Aldi sales densities soar as it outpaces the big grocers

Aldi’s sales densities have more than doubled since 2010 and the discounter has outstripped rivals among the big four.

The findings came as the German grocer this week overtook Waitrose to become the sixth largest supermarket in the UK. It marked a meteoric rise for Aldi, which has gained ground at the expense of the big four.

Aldi’s sales densities have overtaken Tesco, Sainsbury’s and Morrisons, rocketing from £465 per sq ft during 2010/11 to £1,075 per sq ft in 2014/15, data compiled by Retail Week analysts showed.

Sales densities are a critical measure of store productivity and Aldi’s rise shows its success is not simply the result of adding space.

Retail Week analyst Philip Wiggenraad said: “The extent of Aldi’s improvement has been remarkable. Significant like-for-like sales growth has had a direct impact on its sales densities.”


Ex-USC staff to take administrators to tribunal over layoffs

Around 50 former workers for Sports Direct’s USC are taking the administrators of the bust fashion chain to an employment tribunal, The Independent understands. Sports Direct and joint administrators Duff & Phelps and Gallaghers should have consulted with staff at the USC Dundonald warehouse at least 30 days prior to the closure, lawyers will argue.

Instead staff were given just 15 minutes’ notice, with the saga described as more akin to a ‘dodgy backstreet outfit’ by MPs. The notice was filed at Glasgow’s Employment Tribunal and is due to be heard in the next few months. Staff are demanding 13 weeks’ pay from the administrators, but are expected to get back around eight weeks’ worth.


Toys ‘R’ Us mulls breaking into Ireland

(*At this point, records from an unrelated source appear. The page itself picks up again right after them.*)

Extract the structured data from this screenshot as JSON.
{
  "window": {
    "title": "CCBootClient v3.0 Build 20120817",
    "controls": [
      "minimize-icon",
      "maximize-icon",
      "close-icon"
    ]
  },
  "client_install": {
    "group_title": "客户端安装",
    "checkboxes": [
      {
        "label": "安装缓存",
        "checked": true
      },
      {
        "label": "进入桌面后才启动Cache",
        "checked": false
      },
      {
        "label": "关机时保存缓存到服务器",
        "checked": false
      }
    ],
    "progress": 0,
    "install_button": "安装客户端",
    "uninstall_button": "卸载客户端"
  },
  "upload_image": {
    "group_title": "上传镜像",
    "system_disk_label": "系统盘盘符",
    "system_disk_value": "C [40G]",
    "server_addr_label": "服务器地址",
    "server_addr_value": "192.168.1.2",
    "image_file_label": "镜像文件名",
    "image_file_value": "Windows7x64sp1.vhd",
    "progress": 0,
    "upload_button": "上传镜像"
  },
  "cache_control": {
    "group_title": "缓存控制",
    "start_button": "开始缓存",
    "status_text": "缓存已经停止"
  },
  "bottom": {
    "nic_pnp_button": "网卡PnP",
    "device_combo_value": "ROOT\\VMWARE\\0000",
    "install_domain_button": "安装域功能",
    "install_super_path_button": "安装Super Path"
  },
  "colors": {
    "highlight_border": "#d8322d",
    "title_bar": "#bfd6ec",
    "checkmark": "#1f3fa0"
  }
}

US toy retailer Toys “R” Us are said to be gearing up to expand into Ireland, Indo Business reported. The chain is to open six outlets in Dublin and other cities around the country, with details of the new shops expected within weeks. The expansion is likely to follow a franchise business model rather than be run directly by Toys “R” Us itself.